    Yes, Rod, oh wise one who votes with his big soft heart, but ‘inequality’ (that bizarre term so beloved by the soft left) grew more under the last Labour regime than at any other time. And you’re putting your faith, once again, in them. Curious. Or, perhaps, more to do with your background than your intellect. Who knows – you certainly do not.

    I remember well in 1989 at my Oxford interview the first question the Politics academic in his plush rooms asked me: “What newspaper does your father read?” “Er, um,” replied little me, wondering if there was a right answer, my father’s journey from arch leftist to hard core Telegraph-reading Tory flashing before my eyes, “I think he reads all of them,” I answered. It just made the Politics academic (in a notoriously left wing college, I might add) laugh until I thought he was going to have a seizure.
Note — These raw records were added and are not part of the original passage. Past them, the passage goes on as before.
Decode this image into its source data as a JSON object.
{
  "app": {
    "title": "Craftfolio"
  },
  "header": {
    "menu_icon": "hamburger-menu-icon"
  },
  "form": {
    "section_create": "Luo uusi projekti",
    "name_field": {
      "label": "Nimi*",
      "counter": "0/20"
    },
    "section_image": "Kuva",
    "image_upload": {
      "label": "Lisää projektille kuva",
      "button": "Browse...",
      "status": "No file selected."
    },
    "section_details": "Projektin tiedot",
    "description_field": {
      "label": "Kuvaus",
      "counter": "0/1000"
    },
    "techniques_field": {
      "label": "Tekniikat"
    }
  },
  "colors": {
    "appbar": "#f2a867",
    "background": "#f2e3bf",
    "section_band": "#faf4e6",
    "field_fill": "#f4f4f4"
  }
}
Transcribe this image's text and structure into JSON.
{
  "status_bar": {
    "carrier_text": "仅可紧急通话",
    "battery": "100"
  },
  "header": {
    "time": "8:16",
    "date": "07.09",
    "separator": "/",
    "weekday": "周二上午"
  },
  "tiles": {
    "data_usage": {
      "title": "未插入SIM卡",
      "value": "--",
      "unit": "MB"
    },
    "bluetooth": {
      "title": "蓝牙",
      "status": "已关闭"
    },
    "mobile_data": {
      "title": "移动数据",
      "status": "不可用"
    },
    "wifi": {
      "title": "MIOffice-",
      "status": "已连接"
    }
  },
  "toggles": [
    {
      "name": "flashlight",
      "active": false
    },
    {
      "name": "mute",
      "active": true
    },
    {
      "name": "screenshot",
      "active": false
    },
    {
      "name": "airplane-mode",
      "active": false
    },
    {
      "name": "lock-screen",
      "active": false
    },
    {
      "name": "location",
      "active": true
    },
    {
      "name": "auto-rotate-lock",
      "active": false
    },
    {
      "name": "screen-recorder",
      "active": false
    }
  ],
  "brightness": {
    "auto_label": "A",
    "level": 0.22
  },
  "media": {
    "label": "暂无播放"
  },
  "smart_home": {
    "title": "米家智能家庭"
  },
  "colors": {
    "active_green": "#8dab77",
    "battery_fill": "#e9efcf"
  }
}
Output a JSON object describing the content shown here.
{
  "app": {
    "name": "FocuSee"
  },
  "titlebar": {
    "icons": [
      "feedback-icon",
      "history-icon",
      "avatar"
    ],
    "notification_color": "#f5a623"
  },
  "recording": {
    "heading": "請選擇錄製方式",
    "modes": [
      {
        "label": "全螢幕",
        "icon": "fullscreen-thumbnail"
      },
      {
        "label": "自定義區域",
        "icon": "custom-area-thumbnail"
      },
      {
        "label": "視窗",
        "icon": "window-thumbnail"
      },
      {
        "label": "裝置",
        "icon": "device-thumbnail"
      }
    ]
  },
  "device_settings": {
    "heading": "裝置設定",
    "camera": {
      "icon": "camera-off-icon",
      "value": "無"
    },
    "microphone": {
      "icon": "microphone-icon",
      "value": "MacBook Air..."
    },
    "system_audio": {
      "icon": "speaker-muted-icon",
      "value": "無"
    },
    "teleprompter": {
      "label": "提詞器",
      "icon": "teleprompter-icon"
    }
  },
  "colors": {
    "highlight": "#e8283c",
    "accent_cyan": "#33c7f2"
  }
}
    We are what we are. I tried for a while to be a firebrand intellectual Communist for a time but soon realised that it was a load of bollocks. I might as well have tried to be gay. But it’s just not who I am. The only thing I am ashamed of in a political sense is that I was stupid enough to vote for Tony Blair in 1997 even though I knew I despised him and everything his ‘project’ stood for even then. But now I know who I am: someone who believes that you can’t have wealth-creation through aspiration and entrepreneurs if you think a meddling Big State is the only way to lift people up. There is no ‘third way’. There is welfare, of course – very necessary – and a ‘free’ healthcare system (preferably one that doesn’t bankrupt the country, but hey) – and a high class education system, of course. But that’s it. I know that now – those are my beliefs and I stick by them. I know who I am. Judging by this rather jaded column, Rod Liddle doesn’t really know who he is, or deep down he does but doesn’t necessarily like the reasons for it. I don’t know. Neither does he, it seems.

    Who are you, Rod Liddle? I mean, really, who?

  • Mary Ann

    It’s not insane to vote against the party which made to poor pay for the follies of the rich.